Top of MATERIAL SHOWN

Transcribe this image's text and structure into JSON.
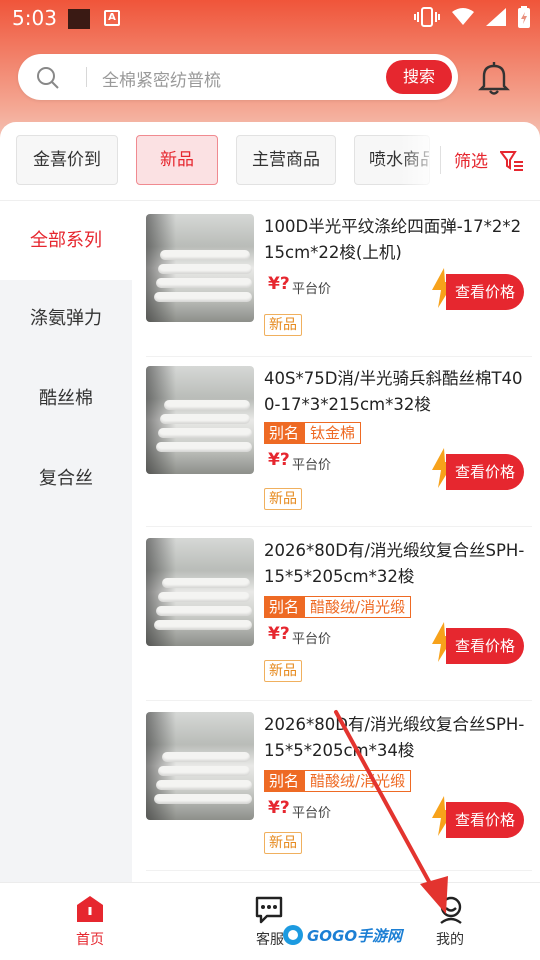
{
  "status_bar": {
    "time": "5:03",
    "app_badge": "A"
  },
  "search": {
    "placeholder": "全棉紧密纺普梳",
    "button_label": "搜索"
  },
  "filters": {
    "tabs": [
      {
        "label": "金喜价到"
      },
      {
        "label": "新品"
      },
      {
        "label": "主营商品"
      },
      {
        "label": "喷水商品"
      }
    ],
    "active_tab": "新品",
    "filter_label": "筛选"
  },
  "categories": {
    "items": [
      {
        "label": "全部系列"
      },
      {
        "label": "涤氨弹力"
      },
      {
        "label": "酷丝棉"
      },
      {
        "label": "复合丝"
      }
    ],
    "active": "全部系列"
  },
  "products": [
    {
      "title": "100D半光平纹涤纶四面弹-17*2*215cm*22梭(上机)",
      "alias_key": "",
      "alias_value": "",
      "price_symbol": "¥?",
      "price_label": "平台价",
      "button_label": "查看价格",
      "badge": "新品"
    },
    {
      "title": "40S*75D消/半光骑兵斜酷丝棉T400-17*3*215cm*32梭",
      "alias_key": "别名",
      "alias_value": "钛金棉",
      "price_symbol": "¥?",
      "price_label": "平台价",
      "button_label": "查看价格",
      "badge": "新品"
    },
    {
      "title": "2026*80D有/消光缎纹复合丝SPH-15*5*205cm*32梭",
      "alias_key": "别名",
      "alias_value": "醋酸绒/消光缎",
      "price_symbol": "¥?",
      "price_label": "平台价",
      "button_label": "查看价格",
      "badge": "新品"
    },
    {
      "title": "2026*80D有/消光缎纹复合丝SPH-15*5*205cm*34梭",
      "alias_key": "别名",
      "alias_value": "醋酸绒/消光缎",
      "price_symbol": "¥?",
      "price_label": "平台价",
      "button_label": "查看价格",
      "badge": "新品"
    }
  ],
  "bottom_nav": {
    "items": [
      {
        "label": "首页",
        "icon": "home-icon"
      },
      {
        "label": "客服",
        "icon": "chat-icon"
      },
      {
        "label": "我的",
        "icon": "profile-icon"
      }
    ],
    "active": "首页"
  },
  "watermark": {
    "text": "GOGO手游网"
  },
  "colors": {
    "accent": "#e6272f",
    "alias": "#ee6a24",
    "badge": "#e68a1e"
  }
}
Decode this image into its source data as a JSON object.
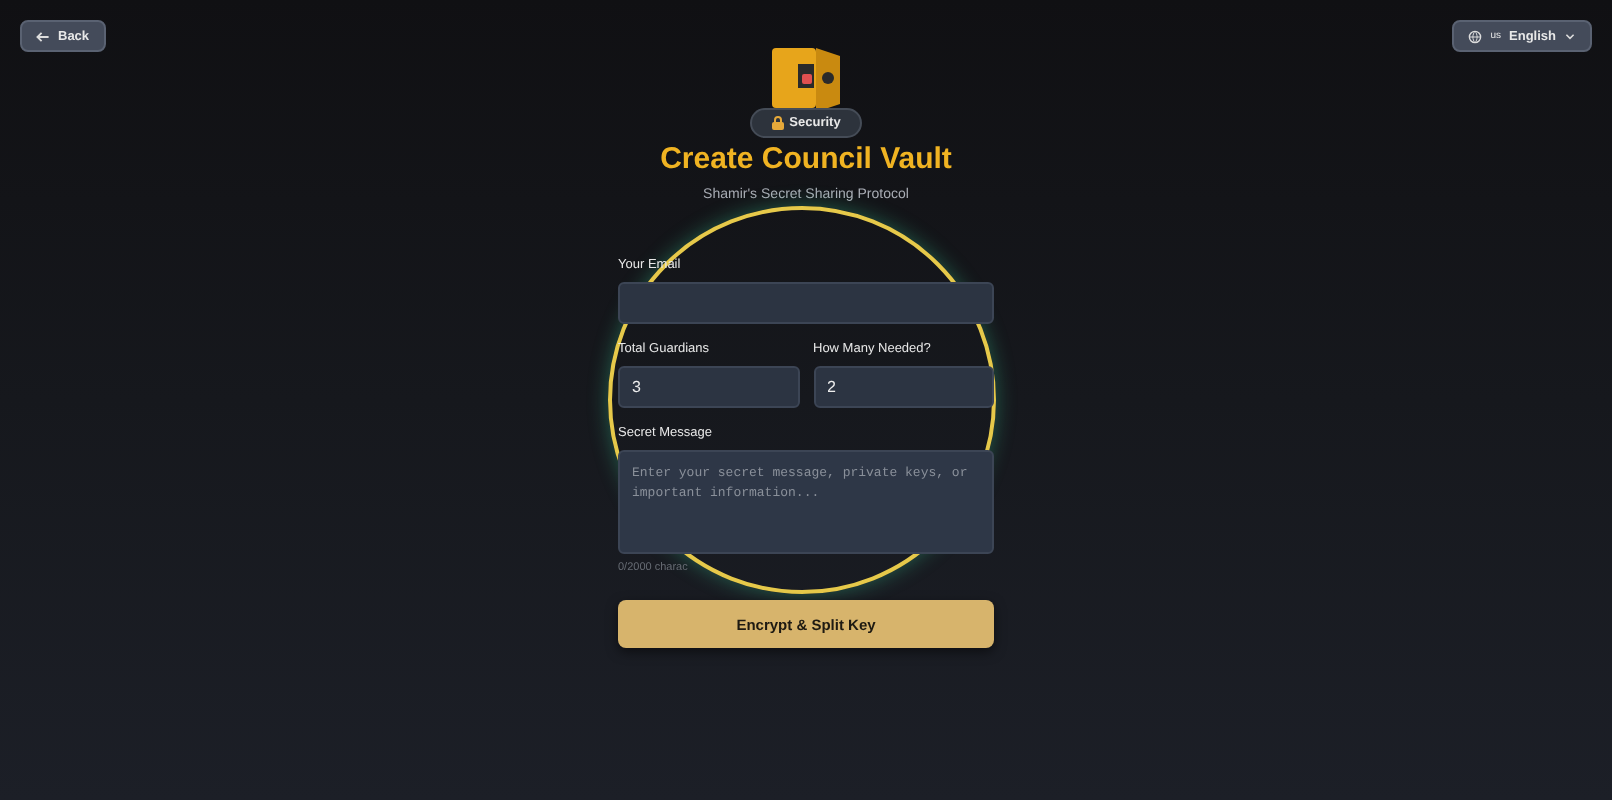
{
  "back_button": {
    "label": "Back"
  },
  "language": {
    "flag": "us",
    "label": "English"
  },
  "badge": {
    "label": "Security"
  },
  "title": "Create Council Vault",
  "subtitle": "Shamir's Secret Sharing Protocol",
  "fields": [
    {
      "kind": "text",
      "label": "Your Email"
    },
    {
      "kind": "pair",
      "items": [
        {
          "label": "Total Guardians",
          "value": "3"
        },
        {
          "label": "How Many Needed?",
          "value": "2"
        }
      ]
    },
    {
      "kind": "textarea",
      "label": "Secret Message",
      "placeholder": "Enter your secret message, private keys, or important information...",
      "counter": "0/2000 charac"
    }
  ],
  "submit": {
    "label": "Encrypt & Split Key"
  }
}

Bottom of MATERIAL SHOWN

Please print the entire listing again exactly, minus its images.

Transcribe this image's text and structure into JSON.
{
  "status_bar": {
    "time": "5:03",
    "app_badge": "A"
  },
  "search": {
    "placeholder": "全棉紧密纺普梳",
    "button_label": "搜索"
  },
  "filters": {
    "tabs": [
      {
        "label": "金喜价到"
      },
      {
        "label": "新品"
      },
      {
        "label": "主营商品"
      },
      {
        "label": "喷水商品"
      }
    ],
    "active_tab": "新品",
    "filter_label": "筛选"
  },
  "categories": {
    "items": [
      {
        "label": "全部系列"
      },
      {
        "label": "涤氨弹力"
      },
      {
        "label": "酷丝棉"
      },
      {
        "label": "复合丝"
      }
    ],
    "active": "全部系列"
  },
  "products": [
    {
      "title": "100D半光平纹涤纶四面弹-17*2*215cm*22梭(上机)",
      "alias_key": "",
      "alias_value": "",
      "price_symbol": "¥?",
      "price_label": "平台价",
      "button_label": "查看价格",
      "badge": "新品"
    },
    {
      "title": "40S*75D消/半光骑兵斜酷丝棉T400-17*3*215cm*32梭",
      "alias_key": "别名",
      "alias_value": "钛金棉",
      "price_symbol": "¥?",
      "price_label": "平台价",
      "button_label": "查看价格",
      "badge": "新品"
    },
    {
      "title": "2026*80D有/消光缎纹复合丝SPH-15*5*205cm*32梭",
      "alias_key": "别名",
      "alias_value": "醋酸绒/消光缎",
      "price_symbol": "¥?",
      "price_label": "平台价",
      "button_label": "查看价格",
      "badge": "新品"
    },
    {
      "title": "2026*80D有/消光缎纹复合丝SPH-15*5*205cm*34梭",
      "alias_key": "别名",
      "alias_value": "醋酸绒/消光缎",
      "price_symbol": "¥?",
      "price_label": "平台价",
      "button_label": "查看价格",
      "badge": "新品"
    }
  ],
  "bottom_nav": {
    "items": [
      {
        "label": "首页",
        "icon": "home-icon"
      },
      {
        "label": "客服",
        "icon": "chat-icon"
      },
      {
        "label": "我的",
        "icon": "profile-icon"
      }
    ],
    "active": "首页"
  },
  "watermark": {
    "text": "GOGO手游网"
  },
  "colors": {
    "accent": "#e6272f",
    "alias": "#ee6a24",
    "badge": "#e68a1e"
  }
}
Decode this image into its source data as a JSON object.
{
  "back_button": {
    "label": "Back"
  },
  "language": {
    "flag": "us",
    "label": "English"
  },
  "badge": {
    "label": "Security"
  },
  "title": "Create Council Vault",
  "subtitle": "Shamir's Secret Sharing Protocol",
  "fields": [
    {
      "kind": "text",
      "label": "Your Email"
    },
    {
      "kind": "pair",
      "items": [
        {
          "label": "Total Guardians",
          "value": "3"
        },
        {
          "label": "How Many Needed?",
          "value": "2"
        }
      ]
    },
    {
      "kind": "textarea",
      "label": "Secret Message",
      "placeholder": "Enter your secret message, private keys, or important information...",
      "counter": "0/2000 charac"
    }
  ],
  "submit": {
    "label": "Encrypt & Split Key"
  }
}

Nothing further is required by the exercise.